Shortly after, Hulu debuted in 2008, bringing you next-day access to current TV shows and a mix of classic series and movies.

These services initiated a sea change in how you consumed television, allowing you to watch your favorite shows like “Friday Night Lights” and “Pushing Daisies” anytime, without the constraints of a broadcast schedule.

PlatformLaunch YearNotable Early 2000s Show Available
Netflix2007Alias
Hulu2008The Shield

Following Netflix and Hulu’s lead, other major players like Amazon Prime and Disney+ offered their unique libraries.

Amazon Prime gave you acclaimed original series and a vast selection of television shows catering to children and adults. Meanwhile, Disney+ was introduced later and became your go-to place to find nostalgic Disney shows and new favorites.

Networks Adapt

Traditional networks had to pivot and evolve to stay relevant amidst the rise of streaming. NBC’s “Friday Night Lights” was among the TV shows that adapted, being available both on broadcast and later through online platforms.

Networks like HBO expanded beyond cable with HBO Max, granting you access to their classic content and new, exclusive series. Paramount+, known previously as CBS All Access, offered you a way to stream live TV, including popular shows like “NCIS” and exclusive on-demand content.

As streaming platforms gained momentum, they didn’t just change where you watched but also what you watched. They gave rise to a new era of television series designed to cater to a more diverse audience, with the flexibility to invest in more creative storytelling that might not have found a home on traditional TV.

By the end of the 2000s, your television experience was no longer tied to a broadcast schedule or limited to a cable subscription. You gained the freedom to choose what, when, and how you watched your favorite television shows.

Whether you were an adult looking for the complex narratives of shows like “The Shield” or a child enjoying Disney classics, the evolving television platforms ensured something for everyone.

Legacy and Continuations

Television shows from the early 2000s laid the groundwork for many trends in today’s series. Take J.J. Abrams, for example; his influence on 2000s television set a precedent for complex narratives that continue to resonate.

After captivating audiences with shows like “Alias” and “Lost,” creators like Abrams opened the door to multi-layered, serialized dramas you still binge-watch today.

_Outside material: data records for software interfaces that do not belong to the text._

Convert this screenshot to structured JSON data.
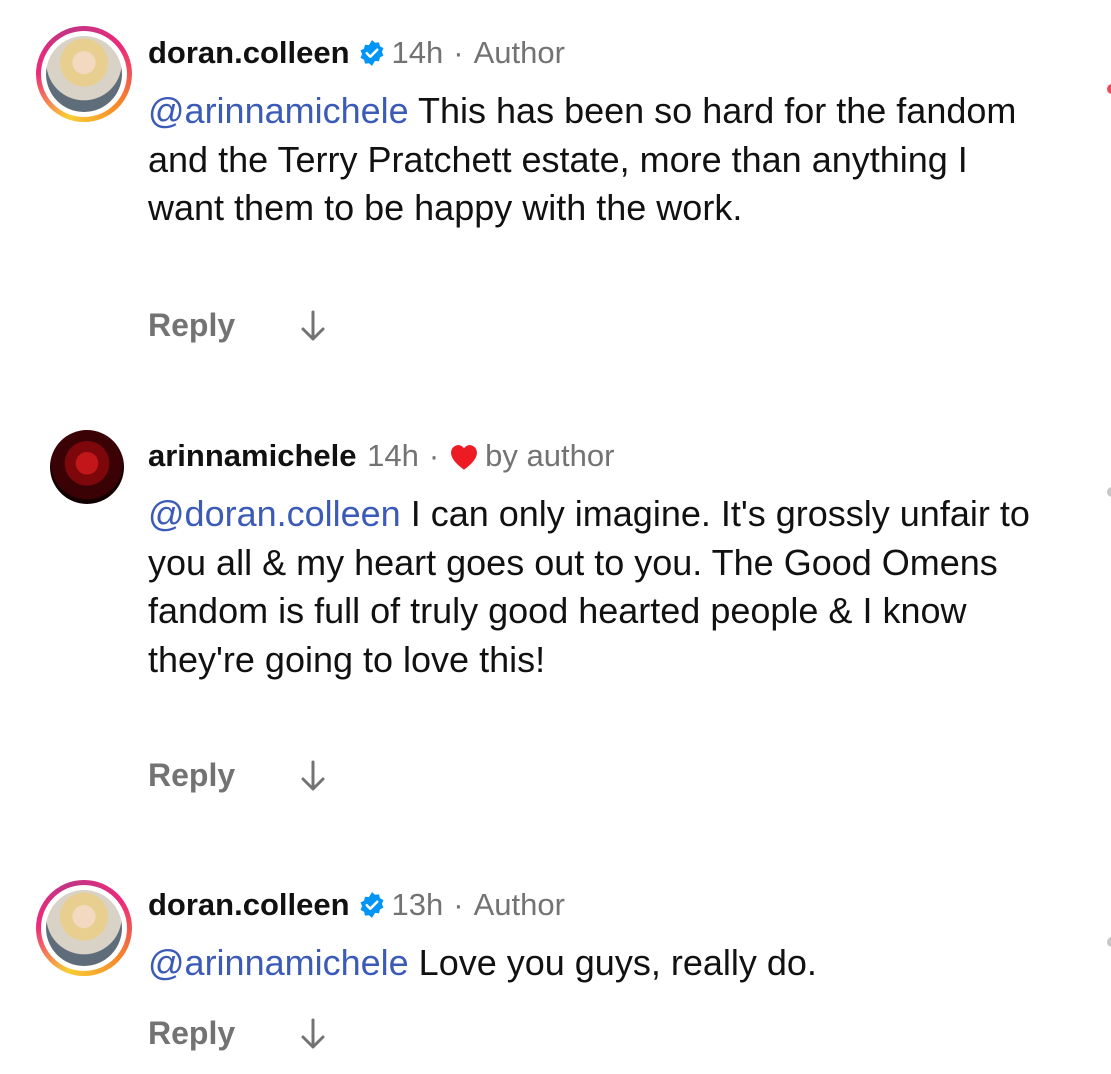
{
  "comments": [
    {
      "username": "doran.colleen",
      "verified": true,
      "time": "14h",
      "separator": "·",
      "tag": "Author",
      "liked_by_author": false,
      "mention": "@arinnamichele",
      "text": " This has been so hard for the fandom and the Terry Pratchett estate, more than anything I want them to be happy with the work.",
      "reply_label": "Reply"
    },
    {
      "username": "arinnamichele",
      "verified": false,
      "time": "14h",
      "separator": "·",
      "tag": "by author",
      "liked_by_author": true,
      "mention": "@doran.colleen",
      "text": " I can only imagine. It's grossly unfair to you all & my heart goes out to you. The Good Omens fandom is full of truly good hearted people & I know they're going to love this!",
      "reply_label": "Reply"
    },
    {
      "username": "doran.colleen",
      "verified": true,
      "time": "13h",
      "separator": "·",
      "tag": "Author",
      "liked_by_author": false,
      "mention": "@arinnamichele",
      "text": " Love you guys, really do.",
      "reply_label": "Reply"
    }
  ],
  "icons": {
    "verified": "verified-badge-icon",
    "heart": "heart-icon",
    "arrow": "arrow-down-icon"
  },
  "colors": {
    "mention": "#3b5bb7",
    "verified": "#0095f6",
    "heart": "#ed1c24",
    "meta": "#737373"
  }
}
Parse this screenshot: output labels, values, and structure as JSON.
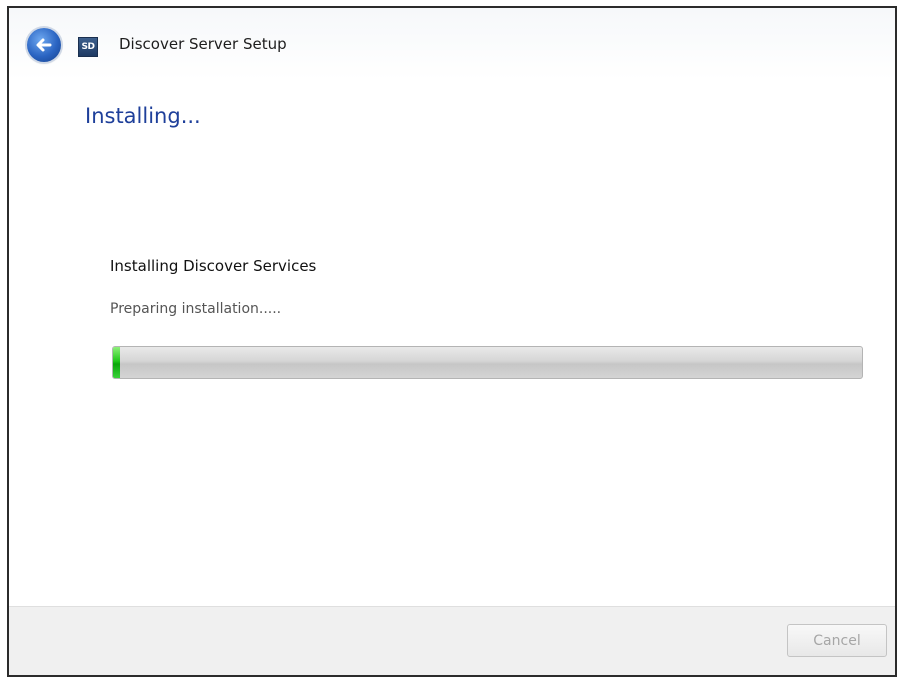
{
  "window": {
    "title": "Discover Server Setup",
    "app_icon_text": "SD"
  },
  "icons": {
    "back": "back-arrow-icon",
    "app": "app-icon"
  },
  "page": {
    "heading": "Installing...",
    "step_title": "Installing Discover Services",
    "status": "Preparing installation....."
  },
  "progress": {
    "fraction": 0.01
  },
  "footer": {
    "cancel_label": "Cancel",
    "cancel_enabled": false
  },
  "colors": {
    "heading": "#1e3f9a",
    "progress_fill": "#22c81c",
    "back_button": "#2a64c2"
  }
}
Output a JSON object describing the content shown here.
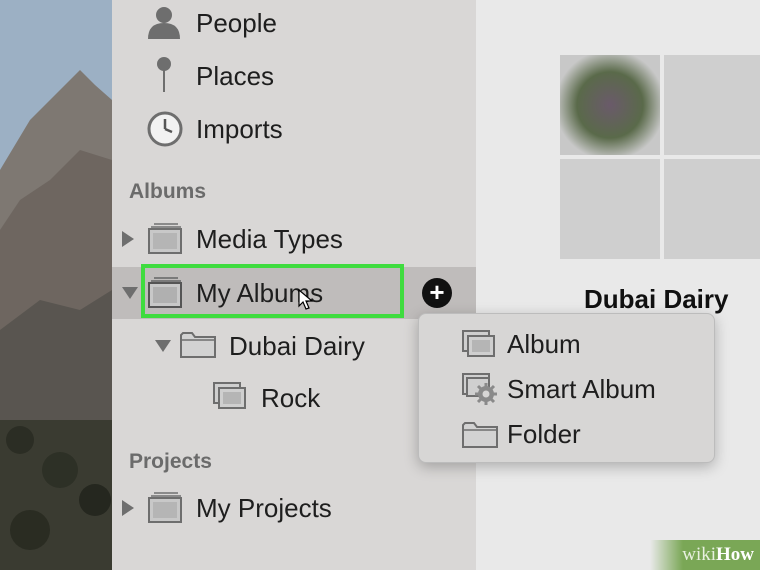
{
  "sidebar": {
    "top_items": [
      {
        "label": "People",
        "icon": "person-icon"
      },
      {
        "label": "Places",
        "icon": "pin-icon"
      },
      {
        "label": "Imports",
        "icon": "clock-icon"
      }
    ],
    "albums_header": "Albums",
    "albums": {
      "media_types": "Media Types",
      "my_albums": "My Albums",
      "dubai_dairy": "Dubai Dairy",
      "rock": "Rock"
    },
    "projects_header": "Projects",
    "projects": {
      "my_projects": "My Projects"
    }
  },
  "add_button": {
    "glyph": "+"
  },
  "context_menu": {
    "items": [
      {
        "label": "Album",
        "icon": "album-icon"
      },
      {
        "label": "Smart Album",
        "icon": "smart-album-icon"
      },
      {
        "label": "Folder",
        "icon": "folder-icon"
      }
    ]
  },
  "main": {
    "album_title": "Dubai Dairy"
  },
  "watermark": {
    "wiki": "wiki",
    "how": "How"
  },
  "colors": {
    "highlight_box": "#3fdc3f",
    "sidebar_bg": "#d9d7d6",
    "selected_row_bg": "#bfbcbb"
  }
}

  • Influence of J.J. Abrams
    • “Alias”
    • “Lost”
    • “Fringe”

These early 2000s shows didn’t just fade away—they evolved. Many led to spin-offs, continuations, or reboots, allowing you to revisit the worlds and characters you grew fond of.

They also inspired current creators to explore the unique storytelling techniques they pioneered, blending genres in ways you hadn’t seen before.

  • Continuations & Reboots
    • Spin-offs
    • Feature films
    • Revivals

Remember “The Hills”? This reality TV show became so popular that it sparked its own form of follow-up series and a return to the screens with “The Hills: New Beginnings.” It’s fascinating to see how the lines between reality and drama were blurred, creating a new television experience that’s your guilty pleasure even now.

  • Spawning of “The Hills”
    • “The Hills: New Beginnings”
    • Influence on reality TV

The persistence of these early 2000s shows in today’s pop culture landscape showcases their significant impact.

You see their distinct stamp across various genres, proving that good storytelling can captivate viewers beyond its original run.